Reproduce this listing in full.

○ ○ ○

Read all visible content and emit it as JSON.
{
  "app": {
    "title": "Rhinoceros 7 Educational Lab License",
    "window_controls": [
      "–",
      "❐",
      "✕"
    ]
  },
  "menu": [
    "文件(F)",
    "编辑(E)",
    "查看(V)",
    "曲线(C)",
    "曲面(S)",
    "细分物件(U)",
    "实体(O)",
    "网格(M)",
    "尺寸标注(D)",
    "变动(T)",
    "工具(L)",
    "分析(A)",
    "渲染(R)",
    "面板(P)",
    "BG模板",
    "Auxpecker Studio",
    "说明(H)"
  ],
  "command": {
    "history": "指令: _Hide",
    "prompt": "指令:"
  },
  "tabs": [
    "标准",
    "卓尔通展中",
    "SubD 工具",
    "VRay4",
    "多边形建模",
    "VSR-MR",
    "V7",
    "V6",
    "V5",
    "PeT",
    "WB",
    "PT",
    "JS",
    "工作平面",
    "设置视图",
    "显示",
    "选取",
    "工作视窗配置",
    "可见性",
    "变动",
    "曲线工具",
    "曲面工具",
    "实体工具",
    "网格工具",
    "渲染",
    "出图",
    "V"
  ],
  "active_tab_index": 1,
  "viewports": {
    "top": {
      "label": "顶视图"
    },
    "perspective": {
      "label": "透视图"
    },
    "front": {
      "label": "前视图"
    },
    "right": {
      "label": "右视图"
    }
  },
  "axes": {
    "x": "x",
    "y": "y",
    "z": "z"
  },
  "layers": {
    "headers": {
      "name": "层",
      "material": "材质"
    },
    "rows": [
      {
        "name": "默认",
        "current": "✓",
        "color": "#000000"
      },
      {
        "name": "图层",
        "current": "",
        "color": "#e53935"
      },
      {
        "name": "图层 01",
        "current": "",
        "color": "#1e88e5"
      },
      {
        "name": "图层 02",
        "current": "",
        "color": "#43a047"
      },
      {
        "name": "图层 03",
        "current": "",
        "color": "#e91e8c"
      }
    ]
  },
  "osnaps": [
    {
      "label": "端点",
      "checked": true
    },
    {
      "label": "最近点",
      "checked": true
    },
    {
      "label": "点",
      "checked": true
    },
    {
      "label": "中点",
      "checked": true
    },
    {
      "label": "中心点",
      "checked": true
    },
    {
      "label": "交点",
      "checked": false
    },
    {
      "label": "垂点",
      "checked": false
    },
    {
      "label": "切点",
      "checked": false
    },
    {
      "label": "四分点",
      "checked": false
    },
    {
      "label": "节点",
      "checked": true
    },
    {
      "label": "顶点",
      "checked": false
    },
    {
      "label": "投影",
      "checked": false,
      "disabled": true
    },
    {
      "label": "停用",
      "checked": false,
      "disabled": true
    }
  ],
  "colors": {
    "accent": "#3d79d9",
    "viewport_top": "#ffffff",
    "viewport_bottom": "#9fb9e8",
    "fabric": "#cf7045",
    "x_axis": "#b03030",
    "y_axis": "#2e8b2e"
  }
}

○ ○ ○

● Answer for this exercise
Read all visible content and emit it as JSON.
{
  "app": {
    "title": "Rhinoceros 7 Educational Lab License",
    "window_controls": [
      "–",
      "❐",
      "✕"
    ]
  },
  "menu": [
    "文件(F)",
    "编辑(E)",
    "查看(V)",
    "曲线(C)",
    "曲面(S)",
    "细分物件(U)",
    "实体(O)",
    "网格(M)",
    "尺寸标注(D)",
    "变动(T)",
    "工具(L)",
    "分析(A)",
    "渲染(R)",
    "面板(P)",
    "BG模板",
    "Auxpecker Studio",
    "说明(H)"
  ],
  "command": {
    "history": "指令: _Hide",
    "prompt": "指令:"
  },
  "tabs": [
    "标准",
    "卓尔通展中",
    "SubD 工具",
    "VRay4",
    "多边形建模",
    "VSR-MR",
    "V7",
    "V6",
    "V5",
    "PeT",
    "WB",
    "PT",
    "JS",
    "工作平面",
    "设置视图",
    "显示",
    "选取",
    "工作视窗配置",
    "可见性",
    "变动",
    "曲线工具",
    "曲面工具",
    "实体工具",
    "网格工具",
    "渲染",
    "出图",
    "V"
  ],
  "active_tab_index": 1,
  "viewports": {
    "top": {
      "label": "顶视图"
    },
    "perspective": {
      "label": "透视图"
    },
    "front": {
      "label": "前视图"
    },
    "right": {
      "label": "右视图"
    }
  },
  "axes": {
    "x": "x",
    "y": "y",
    "z": "z"
  },
  "layers": {
    "headers": {
      "name": "层",
      "material": "材质"
    },
    "rows": [
      {
        "name": "默认",
        "current": "✓",
        "color": "#000000"
      },
      {
        "name": "图层",
        "current": "",
        "color": "#e53935"
      },
      {
        "name": "图层 01",
        "current": "",
        "color": "#1e88e5"
      },
      {
        "name": "图层 02",
        "current": "",
        "color": "#43a047"
      },
      {
        "name": "图层 03",
        "current": "",
        "color": "#e91e8c"
      }
    ]
  },
  "osnaps": [
    {
      "label": "端点",
      "checked": true
    },
    {
      "label": "最近点",
      "checked": true
    },
    {
      "label": "点",
      "checked": true
    },
    {
      "label": "中点",
      "checked": true
    },
    {
      "label": "中心点",
      "checked": true
    },
    {
      "label": "交点",
      "checked": false
    },
    {
      "label": "垂点",
      "checked": false
    },
    {
      "label": "切点",
      "checked": false
    },
    {
      "label": "四分点",
      "checked": false
    },
    {
      "label": "节点",
      "checked": true
    },
    {
      "label": "顶点",
      "checked": false
    },
    {
      "label": "投影",
      "checked": false,
      "disabled": true
    },
    {
      "label": "停用",
      "checked": false,
      "disabled": true
    }
  ],
  "colors": {
    "accent": "#3d79d9",
    "viewport_top": "#ffffff",
    "viewport_bottom": "#9fb9e8",
    "fabric": "#cf7045",
    "x_axis": "#b03030",
    "y_axis": "#2e8b2e"
  }
}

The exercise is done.